The third wave of exploitation is just beginning; the exploitation of life itself. This has happened in lesser forms for hundreds of years, as explorers shared the bounty of far-off lands around the world, so that maize and rice have now become primary African crops, with no benefits granted to either native Americans or Asians. But the real exploitation of life comes from our increasing use and knowledge of exploiting the genome, the code of life, of genetics. Just as the first two waves of exploitation benefited only a few, so too with the third.
All of the tricks in the book are being thrown at exploiting our expanding genetic knowledge. Using patents and increasingly restrictive international rules for intellectual property, corporations are now patenting crops, trees, oils, flowers, bacteria, animals, fish, humans and even the very elements that make life, in the new speculative gold rush.

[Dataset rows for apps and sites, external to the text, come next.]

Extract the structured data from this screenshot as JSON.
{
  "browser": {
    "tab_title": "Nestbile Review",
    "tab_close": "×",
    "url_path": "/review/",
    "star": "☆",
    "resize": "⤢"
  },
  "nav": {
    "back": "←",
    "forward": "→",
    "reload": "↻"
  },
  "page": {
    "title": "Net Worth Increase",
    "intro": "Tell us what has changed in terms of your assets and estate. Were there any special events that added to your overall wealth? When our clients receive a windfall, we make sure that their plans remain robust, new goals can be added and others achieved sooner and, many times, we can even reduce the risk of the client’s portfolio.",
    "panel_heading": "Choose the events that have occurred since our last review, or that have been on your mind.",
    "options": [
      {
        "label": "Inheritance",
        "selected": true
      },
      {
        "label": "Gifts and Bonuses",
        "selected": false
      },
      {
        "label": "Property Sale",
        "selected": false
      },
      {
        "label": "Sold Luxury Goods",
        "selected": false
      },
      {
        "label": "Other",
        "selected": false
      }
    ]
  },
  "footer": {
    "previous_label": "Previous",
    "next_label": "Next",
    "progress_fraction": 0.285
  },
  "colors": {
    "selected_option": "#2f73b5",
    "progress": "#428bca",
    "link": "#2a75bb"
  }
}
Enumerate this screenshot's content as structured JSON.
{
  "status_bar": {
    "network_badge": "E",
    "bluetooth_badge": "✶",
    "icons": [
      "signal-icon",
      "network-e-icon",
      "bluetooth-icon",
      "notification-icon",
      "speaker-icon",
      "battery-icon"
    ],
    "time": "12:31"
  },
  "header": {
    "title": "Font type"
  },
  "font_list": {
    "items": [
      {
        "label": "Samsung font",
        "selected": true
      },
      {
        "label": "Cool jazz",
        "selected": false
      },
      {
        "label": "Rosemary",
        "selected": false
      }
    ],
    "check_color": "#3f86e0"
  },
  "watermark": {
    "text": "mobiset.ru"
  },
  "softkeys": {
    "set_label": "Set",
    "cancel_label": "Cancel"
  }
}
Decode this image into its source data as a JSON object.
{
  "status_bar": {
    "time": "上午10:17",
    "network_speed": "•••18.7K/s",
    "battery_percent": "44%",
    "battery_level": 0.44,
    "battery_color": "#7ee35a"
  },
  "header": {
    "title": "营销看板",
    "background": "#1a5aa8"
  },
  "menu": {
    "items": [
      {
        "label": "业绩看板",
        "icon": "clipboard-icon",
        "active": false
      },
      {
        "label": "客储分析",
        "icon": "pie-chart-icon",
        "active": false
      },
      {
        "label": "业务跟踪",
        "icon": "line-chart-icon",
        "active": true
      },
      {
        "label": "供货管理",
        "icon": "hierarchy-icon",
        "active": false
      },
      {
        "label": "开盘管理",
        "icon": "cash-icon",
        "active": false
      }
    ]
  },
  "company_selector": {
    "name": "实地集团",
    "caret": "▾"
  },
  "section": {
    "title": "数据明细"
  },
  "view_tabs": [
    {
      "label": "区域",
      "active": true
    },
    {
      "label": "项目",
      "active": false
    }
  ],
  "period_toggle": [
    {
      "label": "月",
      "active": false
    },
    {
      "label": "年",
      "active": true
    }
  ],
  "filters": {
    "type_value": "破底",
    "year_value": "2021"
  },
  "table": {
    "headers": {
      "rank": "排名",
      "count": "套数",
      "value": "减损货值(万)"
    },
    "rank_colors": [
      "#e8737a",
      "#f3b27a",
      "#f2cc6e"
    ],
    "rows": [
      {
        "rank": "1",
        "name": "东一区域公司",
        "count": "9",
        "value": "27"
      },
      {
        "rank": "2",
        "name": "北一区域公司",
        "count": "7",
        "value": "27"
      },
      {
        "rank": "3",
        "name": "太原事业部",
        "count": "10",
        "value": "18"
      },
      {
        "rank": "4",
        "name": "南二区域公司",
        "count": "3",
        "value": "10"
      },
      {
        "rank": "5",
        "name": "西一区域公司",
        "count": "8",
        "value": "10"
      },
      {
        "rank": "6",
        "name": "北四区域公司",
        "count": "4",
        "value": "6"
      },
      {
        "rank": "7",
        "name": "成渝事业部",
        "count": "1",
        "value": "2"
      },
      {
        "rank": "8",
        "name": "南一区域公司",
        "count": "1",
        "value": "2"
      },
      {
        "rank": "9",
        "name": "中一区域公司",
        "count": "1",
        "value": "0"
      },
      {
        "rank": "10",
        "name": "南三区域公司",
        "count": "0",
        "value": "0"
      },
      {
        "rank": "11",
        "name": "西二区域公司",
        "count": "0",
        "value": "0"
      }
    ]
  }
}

We are told that this is good, it is progress. The problem is that profit is a poor long-term planning tool. The historic consequences of human exploitation remain present in our society. The environmental impacts of resource exploitation are obvious, like the effects that of fossil fuels have on our atmosphere. Now corporations aim to control life, to own it and to exploit it for profit.
The driver of this exploitation is advertising
Corporations and the advertising industry – together with its sinister cousin, public relations – all operate in a manner that is pathologically destructive and that is comparable to psychotic or even psychopathic tendency in humans. They create wants where none existed before. Advertising uses scientific profiling to trigger individual insecurities by using manipulative propaganda, coercive psychology and the tools of brainwashing. Hedonistic values rule; self-indulgence dominates the need of the collective, all with no thought to consequences.
But advertising can also be a force for good. We can use its power to inform people of the immediate and real challenges that face us as we rush headlong towards ecological Armageddon.
How do we tap into the sources of change?
By activism, by insisting that sanity prevail against an insane system. By word of mouth, by using magazines such as this. By sharing information that will enhance our chances of survival.
By making it possible to create a better world for all. We must focus on the positive and remember that those who exploit the world are people, just like us, but with misplaced value systems.
We must help them in a positive way to see the change that we must all become.
In the coming issues of this magazine we will gradually explore and reveal the many ways we can look at the challenges we face. We will present concrete suggestions on how to make the changes we intend to manifest in the world. I look forward to sharing these with all of you, my dear readers.
And I trust that you too will share your thoughts and ideas with me.